On seven different occasions in JPMorgan’s most recent annual letter to shareholders, Jamie Dimon mentions the phrase “income inequality”. At one point, he refers to it as one of America’s “biggest challenges”. It is a sprawling document so perhaps the bank’s board of directors did not read that far down.
JPMorgan announced late on Tuesday that Dimon had been awarded a “special” grant of stock options allowing him to buy 1.5m shares, with the exercise price set at the current market price. The board cited Dimon’s “exemplary leadership” and “a highly competitive landscape for executive leadership talent”.
But Dimon already owns more than $1bn worth of JPMorgan shares. His annual remuneration consistently amounts to roughly $30m. What’s more, he enjoys his bully pulpit so much one senses he might actually pay JPMorgan to keep his job. The bank’s own analysis values this latest grant at $49m, which is hardly life changing for Dimon. Yet paying him so much raises questions about the judgment of those charged with overseeing a man who is so keen to hold on to the limelight.

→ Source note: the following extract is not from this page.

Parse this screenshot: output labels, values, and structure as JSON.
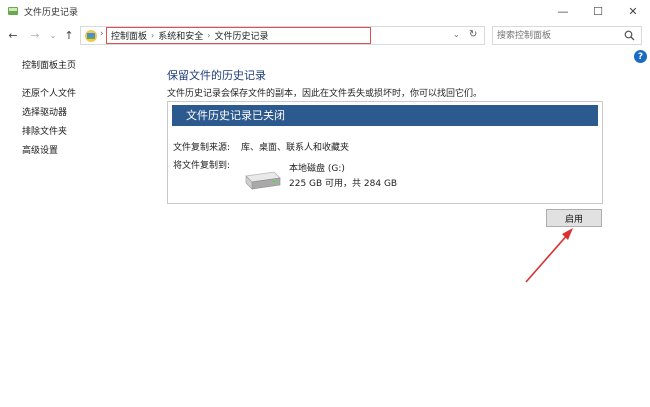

One cannot deny JPMorgan’s performance and stability during Dimon’s 16 years at the top. Moreover, he has proved to be a role model for aligning his pecuniary interests with shareholders. Dimon spent tens of millions of his own cash buying shares in the bank at difficult moments in 2012 and 2016. Those purchases occurred when JPMorgan shares traded in the $30s and $50s. Today, those shares trade at roughly $150.
True that to profit from this latest grant the share price will have to appreciate. Moreover, he cannot exercise these options for five years. JPMorgan also has provisions that require Dimon to remain at the bank for the award to fully vest, unless he departs for government service.
In JPMorgan’s proxy filing this year, the company provided a chart that revealed Dimon’s pay relative to net profits between 2017 and 2019 — a ratio of 0.10 per cent — is a third less than his rivals at Morgan Stanley and Goldman Sachs.
Executive pay has proved to be particularly contentious this year at US companies, with shareholders rebuking the boards of General Electric, Starbucks and Activision Blizzard in non-binding votes. The steep ascent of chief executive pay, which is widening the chasm with ordinary workers, is a notable development in American society in the last four decades. Dimon, a student of history and purveyor of societal opinions, knows this, making his acceptance of this goody bag curious at best.